"Barbara Booher opened a lot of doors for us," he said. "And now, with Gerard, things are kind of blooming for Native Americans. Prior to that, we felt like we could never set a foot inside that entrance gate. We sure wouldn't have had access to the office we just met in. Before, when we'd request to be part of some observance, our request would be thrown in the garbage." These days, however, everything was different, he said, and when the whites and the Crows staged their annual reenactment of the battle over in Hardin, the Cheyennes, Lakotas, and Arapahos held their ceremonies on the monument grounds and followed these with a public buffalo feast.
As he spoke, Clifford Long Sioux nodded in agreement. "The only time I came up there when I was a kid," he said when Logan Curley had finished, "was on a field trip. 'Here's where the massacre occurred,' they told us. There was no Indian presence at all — nothing. It was like we hadn't existed. But now we're welcome here, and there's an acknowledgment of what this actually meant."
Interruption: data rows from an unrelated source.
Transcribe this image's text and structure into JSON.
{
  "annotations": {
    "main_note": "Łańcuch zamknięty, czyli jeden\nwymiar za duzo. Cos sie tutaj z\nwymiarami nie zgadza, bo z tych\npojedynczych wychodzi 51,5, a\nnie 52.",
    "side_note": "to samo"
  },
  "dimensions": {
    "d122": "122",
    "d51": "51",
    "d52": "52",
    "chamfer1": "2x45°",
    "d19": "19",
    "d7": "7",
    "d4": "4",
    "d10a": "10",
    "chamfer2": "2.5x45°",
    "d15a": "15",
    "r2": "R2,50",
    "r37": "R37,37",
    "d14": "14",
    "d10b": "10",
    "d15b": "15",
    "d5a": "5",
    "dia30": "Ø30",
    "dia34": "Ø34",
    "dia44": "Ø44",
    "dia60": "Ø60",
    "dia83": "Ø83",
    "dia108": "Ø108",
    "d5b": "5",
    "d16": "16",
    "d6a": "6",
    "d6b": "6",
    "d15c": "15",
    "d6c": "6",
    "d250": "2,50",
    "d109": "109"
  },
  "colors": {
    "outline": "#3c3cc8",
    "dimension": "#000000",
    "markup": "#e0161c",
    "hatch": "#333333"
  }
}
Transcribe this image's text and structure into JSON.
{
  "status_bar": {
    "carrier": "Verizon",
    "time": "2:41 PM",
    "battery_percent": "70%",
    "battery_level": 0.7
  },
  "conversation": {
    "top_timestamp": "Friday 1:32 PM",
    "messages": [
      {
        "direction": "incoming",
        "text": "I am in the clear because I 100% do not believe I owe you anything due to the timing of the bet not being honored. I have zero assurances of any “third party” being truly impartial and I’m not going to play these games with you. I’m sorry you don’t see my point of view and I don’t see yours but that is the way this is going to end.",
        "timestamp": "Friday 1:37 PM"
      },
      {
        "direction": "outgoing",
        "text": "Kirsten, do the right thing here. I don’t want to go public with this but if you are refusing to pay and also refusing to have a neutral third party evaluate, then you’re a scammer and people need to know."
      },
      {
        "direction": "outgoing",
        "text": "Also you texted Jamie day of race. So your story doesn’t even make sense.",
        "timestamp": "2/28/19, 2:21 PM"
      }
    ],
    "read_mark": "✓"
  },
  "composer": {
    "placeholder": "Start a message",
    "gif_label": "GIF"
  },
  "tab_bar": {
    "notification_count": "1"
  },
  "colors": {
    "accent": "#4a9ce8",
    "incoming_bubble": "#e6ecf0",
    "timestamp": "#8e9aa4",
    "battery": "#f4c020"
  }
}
Back in my motel room in Hardin, I wondered whether it's possible to overestimate the importance of this process — particularly now, at the end of what was to have been the American Century, when our sense of identity seems so fragile and attenuated. Of course, it hasn't been so simple and trivial a matter as changing Custer from hero to villain or making over the Red Devil into the Noble Red Man. The widening view at Little Bighorn Battlefield National Monument — which will soon include the long-awaited Indian monument on Battle Ridge — may be in truth a grand opportunity to see ourselves, as a people, steadily and honestly. The same opportunity exists in other places, some hugely popular, others unknown. It exists at Independence Hall in Philadelphia, where they hammered out the high ideals we keep trying to live up to; at a desolate spot east of the Sierra in California, the site of Manzanar, the World War II Japanese-American internment camp, where we failed to do so; and at the reflecting pool in Washington where Martin Luther King restated those high ideals to the massed thousands who wanted to hear them again.
And at Little Bighorn we may be earning another chance to find some measure of unanimity along the American divide. One last voice: "If I were an Indian, I often think I would greatly prefer to cast my lot among those of my people who adhere to the free open plains rather than submit to the confined limits of a reservation, there to be recipient of the blessed benefits of civilization, with its vices thrown in without stint or measure." So wrote George Armstrong Custer, two months before he met his fate that scorching day on the free open plains.
Frederick Turner wrote about Grand Staircase-Escalante National Monument in the April issue.